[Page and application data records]
# # # # # # #

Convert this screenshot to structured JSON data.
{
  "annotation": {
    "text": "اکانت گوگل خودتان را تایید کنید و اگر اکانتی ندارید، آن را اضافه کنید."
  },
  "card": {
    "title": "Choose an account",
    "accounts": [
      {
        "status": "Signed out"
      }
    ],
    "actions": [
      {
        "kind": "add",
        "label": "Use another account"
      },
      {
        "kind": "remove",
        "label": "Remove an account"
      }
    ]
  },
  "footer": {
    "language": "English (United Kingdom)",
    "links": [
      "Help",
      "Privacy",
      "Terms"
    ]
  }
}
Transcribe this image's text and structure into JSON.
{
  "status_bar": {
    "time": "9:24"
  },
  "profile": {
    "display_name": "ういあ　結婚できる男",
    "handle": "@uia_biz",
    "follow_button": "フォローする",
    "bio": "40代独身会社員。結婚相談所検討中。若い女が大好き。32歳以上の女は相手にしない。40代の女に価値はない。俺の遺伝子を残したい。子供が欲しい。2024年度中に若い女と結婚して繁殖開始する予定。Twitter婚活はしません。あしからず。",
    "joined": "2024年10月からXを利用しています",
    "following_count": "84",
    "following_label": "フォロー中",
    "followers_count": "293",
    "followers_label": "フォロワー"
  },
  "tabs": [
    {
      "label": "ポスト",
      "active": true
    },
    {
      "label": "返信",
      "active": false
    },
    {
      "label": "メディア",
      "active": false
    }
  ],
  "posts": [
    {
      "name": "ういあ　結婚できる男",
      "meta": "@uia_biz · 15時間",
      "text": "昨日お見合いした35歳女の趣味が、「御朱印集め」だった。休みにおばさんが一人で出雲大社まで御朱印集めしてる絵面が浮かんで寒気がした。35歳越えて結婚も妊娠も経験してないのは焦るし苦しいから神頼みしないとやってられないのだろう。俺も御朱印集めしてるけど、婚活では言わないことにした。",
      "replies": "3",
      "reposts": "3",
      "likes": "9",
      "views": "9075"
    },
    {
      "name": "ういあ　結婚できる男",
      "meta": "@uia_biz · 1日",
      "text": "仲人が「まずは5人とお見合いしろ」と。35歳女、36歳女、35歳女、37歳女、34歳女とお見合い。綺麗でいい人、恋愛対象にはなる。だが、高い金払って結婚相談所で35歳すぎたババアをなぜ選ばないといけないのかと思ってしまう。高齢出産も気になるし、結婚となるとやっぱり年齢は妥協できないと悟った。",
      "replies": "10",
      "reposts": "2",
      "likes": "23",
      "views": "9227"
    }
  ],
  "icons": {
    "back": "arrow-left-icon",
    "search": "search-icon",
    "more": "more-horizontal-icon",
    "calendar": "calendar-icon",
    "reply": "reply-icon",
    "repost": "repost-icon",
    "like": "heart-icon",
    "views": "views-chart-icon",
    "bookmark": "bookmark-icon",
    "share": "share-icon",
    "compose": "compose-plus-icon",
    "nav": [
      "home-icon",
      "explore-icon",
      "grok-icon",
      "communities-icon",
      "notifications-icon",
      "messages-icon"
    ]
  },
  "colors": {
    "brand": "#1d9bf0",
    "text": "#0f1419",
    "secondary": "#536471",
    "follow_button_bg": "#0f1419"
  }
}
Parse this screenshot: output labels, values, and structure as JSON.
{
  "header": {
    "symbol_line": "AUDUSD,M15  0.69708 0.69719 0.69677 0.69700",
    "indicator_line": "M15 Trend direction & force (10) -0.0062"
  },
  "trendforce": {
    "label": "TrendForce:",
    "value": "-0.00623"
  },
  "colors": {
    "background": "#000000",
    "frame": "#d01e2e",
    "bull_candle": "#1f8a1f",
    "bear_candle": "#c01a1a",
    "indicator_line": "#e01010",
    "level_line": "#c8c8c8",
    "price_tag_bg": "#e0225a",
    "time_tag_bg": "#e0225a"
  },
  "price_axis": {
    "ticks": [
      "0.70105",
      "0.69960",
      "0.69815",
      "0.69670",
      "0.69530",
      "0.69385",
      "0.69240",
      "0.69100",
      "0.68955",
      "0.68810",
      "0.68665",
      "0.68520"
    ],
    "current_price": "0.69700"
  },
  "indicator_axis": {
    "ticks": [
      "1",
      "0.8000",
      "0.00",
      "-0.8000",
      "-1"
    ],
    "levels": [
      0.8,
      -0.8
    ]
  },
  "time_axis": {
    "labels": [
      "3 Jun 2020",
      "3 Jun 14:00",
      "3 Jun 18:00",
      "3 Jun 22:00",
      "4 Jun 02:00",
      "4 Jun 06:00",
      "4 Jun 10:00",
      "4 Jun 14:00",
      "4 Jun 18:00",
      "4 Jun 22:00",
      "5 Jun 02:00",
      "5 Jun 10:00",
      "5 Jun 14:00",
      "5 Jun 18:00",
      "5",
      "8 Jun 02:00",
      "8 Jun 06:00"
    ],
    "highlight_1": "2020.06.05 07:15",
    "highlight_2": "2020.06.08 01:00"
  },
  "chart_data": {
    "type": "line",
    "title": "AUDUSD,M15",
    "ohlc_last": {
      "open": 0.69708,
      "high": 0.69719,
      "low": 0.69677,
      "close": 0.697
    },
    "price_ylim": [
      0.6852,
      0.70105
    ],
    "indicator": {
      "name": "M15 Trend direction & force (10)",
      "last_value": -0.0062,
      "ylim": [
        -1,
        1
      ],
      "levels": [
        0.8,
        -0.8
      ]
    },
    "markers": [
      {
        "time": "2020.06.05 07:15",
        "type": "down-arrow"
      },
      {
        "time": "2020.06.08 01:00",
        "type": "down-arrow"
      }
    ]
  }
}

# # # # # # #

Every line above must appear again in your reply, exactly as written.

> [ANSWER FOR THIS EXERCISE]:
Convert this screenshot to structured JSON data.
{
  "annotation": {
    "text": "اکانت گوگل خودتان را تایید کنید و اگر اکانتی ندارید، آن را اضافه کنید."
  },
  "card": {
    "title": "Choose an account",
    "accounts": [
      {
        "status": "Signed out"
      }
    ],
    "actions": [
      {
        "kind": "add",
        "label": "Use another account"
      },
      {
        "kind": "remove",
        "label": "Remove an account"
      }
    ]
  },
  "footer": {
    "language": "English (United Kingdom)",
    "links": [
      "Help",
      "Privacy",
      "Terms"
    ]
  }
}
Transcribe this image's text and structure into JSON.
{
  "status_bar": {
    "time": "9:24"
  },
  "profile": {
    "display_name": "ういあ　結婚できる男",
    "handle": "@uia_biz",
    "follow_button": "フォローする",
    "bio": "40代独身会社員。結婚相談所検討中。若い女が大好き。32歳以上の女は相手にしない。40代の女に価値はない。俺の遺伝子を残したい。子供が欲しい。2024年度中に若い女と結婚して繁殖開始する予定。Twitter婚活はしません。あしからず。",
    "joined": "2024年10月からXを利用しています",
    "following_count": "84",
    "following_label": "フォロー中",
    "followers_count": "293",
    "followers_label": "フォロワー"
  },
  "tabs": [
    {
      "label": "ポスト",
      "active": true
    },
    {
      "label": "返信",
      "active": false
    },
    {
      "label": "メディア",
      "active": false
    }
  ],
  "posts": [
    {
      "name": "ういあ　結婚できる男",
      "meta": "@uia_biz · 15時間",
      "text": "昨日お見合いした35歳女の趣味が、「御朱印集め」だった。休みにおばさんが一人で出雲大社まで御朱印集めしてる絵面が浮かんで寒気がした。35歳越えて結婚も妊娠も経験してないのは焦るし苦しいから神頼みしないとやってられないのだろう。俺も御朱印集めしてるけど、婚活では言わないことにした。",
      "replies": "3",
      "reposts": "3",
      "likes": "9",
      "views": "9075"
    },
    {
      "name": "ういあ　結婚できる男",
      "meta": "@uia_biz · 1日",
      "text": "仲人が「まずは5人とお見合いしろ」と。35歳女、36歳女、35歳女、37歳女、34歳女とお見合い。綺麗でいい人、恋愛対象にはなる。だが、高い金払って結婚相談所で35歳すぎたババアをなぜ選ばないといけないのかと思ってしまう。高齢出産も気になるし、結婚となるとやっぱり年齢は妥協できないと悟った。",
      "replies": "10",
      "reposts": "2",
      "likes": "23",
      "views": "9227"
    }
  ],
  "icons": {
    "back": "arrow-left-icon",
    "search": "search-icon",
    "more": "more-horizontal-icon",
    "calendar": "calendar-icon",
    "reply": "reply-icon",
    "repost": "repost-icon",
    "like": "heart-icon",
    "views": "views-chart-icon",
    "bookmark": "bookmark-icon",
    "share": "share-icon",
    "compose": "compose-plus-icon",
    "nav": [
      "home-icon",
      "explore-icon",
      "grok-icon",
      "communities-icon",
      "notifications-icon",
      "messages-icon"
    ]
  },
  "colors": {
    "brand": "#1d9bf0",
    "text": "#0f1419",
    "secondary": "#536471",
    "follow_button_bg": "#0f1419"
  }
}
Parse this screenshot: output labels, values, and structure as JSON.
{
  "header": {
    "symbol_line": "AUDUSD,M15  0.69708 0.69719 0.69677 0.69700",
    "indicator_line": "M15 Trend direction & force (10) -0.0062"
  },
  "trendforce": {
    "label": "TrendForce:",
    "value": "-0.00623"
  },
  "colors": {
    "background": "#000000",
    "frame": "#d01e2e",
    "bull_candle": "#1f8a1f",
    "bear_candle": "#c01a1a",
    "indicator_line": "#e01010",
    "level_line": "#c8c8c8",
    "price_tag_bg": "#e0225a",
    "time_tag_bg": "#e0225a"
  },
  "price_axis": {
    "ticks": [
      "0.70105",
      "0.69960",
      "0.69815",
      "0.69670",
      "0.69530",
      "0.69385",
      "0.69240",
      "0.69100",
      "0.68955",
      "0.68810",
      "0.68665",
      "0.68520"
    ],
    "current_price": "0.69700"
  },
  "indicator_axis": {
    "ticks": [
      "1",
      "0.8000",
      "0.00",
      "-0.8000",
      "-1"
    ],
    "levels": [
      0.8,
      -0.8
    ]
  },
  "time_axis": {
    "labels": [
      "3 Jun 2020",
      "3 Jun 14:00",
      "3 Jun 18:00",
      "3 Jun 22:00",
      "4 Jun 02:00",
      "4 Jun 06:00",
      "4 Jun 10:00",
      "4 Jun 14:00",
      "4 Jun 18:00",
      "4 Jun 22:00",
      "5 Jun 02:00",
      "5 Jun 10:00",
      "5 Jun 14:00",
      "5 Jun 18:00",
      "5",
      "8 Jun 02:00",
      "8 Jun 06:00"
    ],
    "highlight_1": "2020.06.05 07:15",
    "highlight_2": "2020.06.08 01:00"
  },
  "chart_data": {
    "type": "line",
    "title": "AUDUSD,M15",
    "ohlc_last": {
      "open": 0.69708,
      "high": 0.69719,
      "low": 0.69677,
      "close": 0.697
    },
    "price_ylim": [
      0.6852,
      0.70105
    ],
    "indicator": {
      "name": "M15 Trend direction & force (10)",
      "last_value": -0.0062,
      "ylim": [
        -1,
        1
      ],
      "levels": [
        0.8,
        -0.8
      ]
    },
    "markers": [
      {
        "time": "2020.06.05 07:15",
        "type": "down-arrow"
      },
      {
        "time": "2020.06.08 01:00",
        "type": "down-arrow"
      }
    ]
  }
}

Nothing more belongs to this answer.